*** SOURCE INFORMATION ***

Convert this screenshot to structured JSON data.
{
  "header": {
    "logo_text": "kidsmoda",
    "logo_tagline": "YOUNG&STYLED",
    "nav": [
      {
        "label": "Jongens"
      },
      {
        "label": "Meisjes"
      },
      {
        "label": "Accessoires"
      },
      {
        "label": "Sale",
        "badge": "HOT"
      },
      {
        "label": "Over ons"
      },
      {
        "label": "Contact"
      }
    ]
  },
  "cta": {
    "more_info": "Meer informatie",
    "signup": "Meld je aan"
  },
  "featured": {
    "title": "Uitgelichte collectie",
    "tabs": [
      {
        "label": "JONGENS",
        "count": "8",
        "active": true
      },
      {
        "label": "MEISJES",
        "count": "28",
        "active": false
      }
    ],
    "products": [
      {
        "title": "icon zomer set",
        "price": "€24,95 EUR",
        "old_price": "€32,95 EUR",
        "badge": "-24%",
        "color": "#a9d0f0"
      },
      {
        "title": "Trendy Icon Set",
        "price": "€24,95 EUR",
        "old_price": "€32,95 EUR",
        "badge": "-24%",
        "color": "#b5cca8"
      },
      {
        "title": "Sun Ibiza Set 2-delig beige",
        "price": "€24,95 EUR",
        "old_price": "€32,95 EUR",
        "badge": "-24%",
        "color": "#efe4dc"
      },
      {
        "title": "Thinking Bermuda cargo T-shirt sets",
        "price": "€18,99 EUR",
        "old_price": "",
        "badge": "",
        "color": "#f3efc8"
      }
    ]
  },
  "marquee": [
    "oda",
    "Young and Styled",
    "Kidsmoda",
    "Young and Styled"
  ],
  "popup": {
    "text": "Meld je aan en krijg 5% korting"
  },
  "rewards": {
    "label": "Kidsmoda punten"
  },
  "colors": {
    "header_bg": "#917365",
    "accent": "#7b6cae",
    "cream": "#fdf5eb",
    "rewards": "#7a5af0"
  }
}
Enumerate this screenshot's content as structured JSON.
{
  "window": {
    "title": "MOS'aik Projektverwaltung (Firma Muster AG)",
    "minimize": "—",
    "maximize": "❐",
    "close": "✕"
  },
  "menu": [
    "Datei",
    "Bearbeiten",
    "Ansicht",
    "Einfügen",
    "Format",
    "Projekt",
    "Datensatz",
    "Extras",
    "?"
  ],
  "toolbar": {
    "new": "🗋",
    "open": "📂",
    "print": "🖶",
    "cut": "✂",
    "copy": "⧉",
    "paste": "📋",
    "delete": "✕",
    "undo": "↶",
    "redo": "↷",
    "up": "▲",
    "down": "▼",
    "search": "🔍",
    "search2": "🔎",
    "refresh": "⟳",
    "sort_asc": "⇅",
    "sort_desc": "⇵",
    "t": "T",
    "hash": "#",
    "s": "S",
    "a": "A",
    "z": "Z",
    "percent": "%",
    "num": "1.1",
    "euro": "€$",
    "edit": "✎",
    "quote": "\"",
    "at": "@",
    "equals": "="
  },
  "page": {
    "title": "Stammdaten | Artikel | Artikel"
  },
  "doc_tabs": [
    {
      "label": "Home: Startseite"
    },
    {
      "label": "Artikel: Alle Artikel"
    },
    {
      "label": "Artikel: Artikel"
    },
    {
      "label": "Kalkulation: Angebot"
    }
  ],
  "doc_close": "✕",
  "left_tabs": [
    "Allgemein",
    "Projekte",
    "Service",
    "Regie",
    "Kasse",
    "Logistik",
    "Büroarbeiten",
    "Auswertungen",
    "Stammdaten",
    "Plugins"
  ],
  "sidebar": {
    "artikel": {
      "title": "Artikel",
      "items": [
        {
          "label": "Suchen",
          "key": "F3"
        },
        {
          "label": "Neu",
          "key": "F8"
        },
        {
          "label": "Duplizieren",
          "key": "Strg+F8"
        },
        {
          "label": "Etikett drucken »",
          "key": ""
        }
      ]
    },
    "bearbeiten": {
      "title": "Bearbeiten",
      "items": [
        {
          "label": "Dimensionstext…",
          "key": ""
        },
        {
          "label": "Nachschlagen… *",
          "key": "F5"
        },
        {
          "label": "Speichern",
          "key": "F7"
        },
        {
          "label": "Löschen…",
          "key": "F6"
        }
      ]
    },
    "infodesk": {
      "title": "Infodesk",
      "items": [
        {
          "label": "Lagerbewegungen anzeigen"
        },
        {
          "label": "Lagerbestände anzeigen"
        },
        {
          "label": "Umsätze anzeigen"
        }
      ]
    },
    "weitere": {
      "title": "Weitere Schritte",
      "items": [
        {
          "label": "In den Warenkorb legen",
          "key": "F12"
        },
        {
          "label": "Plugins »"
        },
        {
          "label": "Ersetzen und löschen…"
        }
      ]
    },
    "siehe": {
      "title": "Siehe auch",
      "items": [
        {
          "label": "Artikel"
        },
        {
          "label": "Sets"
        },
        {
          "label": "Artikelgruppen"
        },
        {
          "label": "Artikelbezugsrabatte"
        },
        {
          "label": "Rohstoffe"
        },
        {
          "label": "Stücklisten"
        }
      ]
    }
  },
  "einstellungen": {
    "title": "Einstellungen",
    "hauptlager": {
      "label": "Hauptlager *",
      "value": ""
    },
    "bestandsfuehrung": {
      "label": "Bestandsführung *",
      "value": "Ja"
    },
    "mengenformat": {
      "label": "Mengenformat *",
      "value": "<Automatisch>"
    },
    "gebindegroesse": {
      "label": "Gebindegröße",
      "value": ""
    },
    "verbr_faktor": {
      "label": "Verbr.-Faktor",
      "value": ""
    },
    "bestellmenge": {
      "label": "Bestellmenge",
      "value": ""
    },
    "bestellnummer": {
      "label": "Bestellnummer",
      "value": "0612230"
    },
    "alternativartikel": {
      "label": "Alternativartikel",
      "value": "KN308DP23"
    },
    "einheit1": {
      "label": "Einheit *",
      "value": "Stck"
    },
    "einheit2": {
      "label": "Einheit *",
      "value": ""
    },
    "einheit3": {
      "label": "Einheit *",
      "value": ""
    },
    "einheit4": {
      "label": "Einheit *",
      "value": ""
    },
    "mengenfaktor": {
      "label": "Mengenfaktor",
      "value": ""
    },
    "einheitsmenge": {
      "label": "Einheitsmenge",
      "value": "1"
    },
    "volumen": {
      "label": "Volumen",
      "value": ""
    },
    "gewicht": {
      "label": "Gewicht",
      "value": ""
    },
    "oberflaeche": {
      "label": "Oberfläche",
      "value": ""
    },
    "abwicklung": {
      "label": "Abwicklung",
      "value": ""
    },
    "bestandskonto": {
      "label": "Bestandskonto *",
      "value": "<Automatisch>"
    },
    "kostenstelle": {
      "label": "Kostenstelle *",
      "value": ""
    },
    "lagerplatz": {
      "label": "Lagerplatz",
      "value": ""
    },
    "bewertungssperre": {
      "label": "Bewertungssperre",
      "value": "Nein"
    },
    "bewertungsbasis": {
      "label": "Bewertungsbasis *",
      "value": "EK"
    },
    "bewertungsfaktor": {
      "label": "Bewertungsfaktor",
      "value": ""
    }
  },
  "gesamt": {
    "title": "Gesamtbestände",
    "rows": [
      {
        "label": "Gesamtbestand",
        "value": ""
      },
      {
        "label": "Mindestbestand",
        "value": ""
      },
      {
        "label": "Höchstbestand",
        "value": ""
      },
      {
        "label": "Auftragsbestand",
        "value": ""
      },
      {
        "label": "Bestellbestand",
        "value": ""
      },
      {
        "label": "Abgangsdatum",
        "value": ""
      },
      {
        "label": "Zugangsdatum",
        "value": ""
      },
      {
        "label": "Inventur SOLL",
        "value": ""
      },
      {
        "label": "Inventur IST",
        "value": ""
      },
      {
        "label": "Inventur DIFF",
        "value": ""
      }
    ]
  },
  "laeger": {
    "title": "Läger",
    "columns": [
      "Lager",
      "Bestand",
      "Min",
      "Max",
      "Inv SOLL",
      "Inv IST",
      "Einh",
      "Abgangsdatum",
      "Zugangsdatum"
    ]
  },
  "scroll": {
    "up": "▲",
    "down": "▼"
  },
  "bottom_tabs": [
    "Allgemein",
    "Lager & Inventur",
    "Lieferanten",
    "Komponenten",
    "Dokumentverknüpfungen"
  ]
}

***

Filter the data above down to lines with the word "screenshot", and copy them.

Convert this screenshot to structured JSON data.
Enumerate this screenshot's content as structured JSON.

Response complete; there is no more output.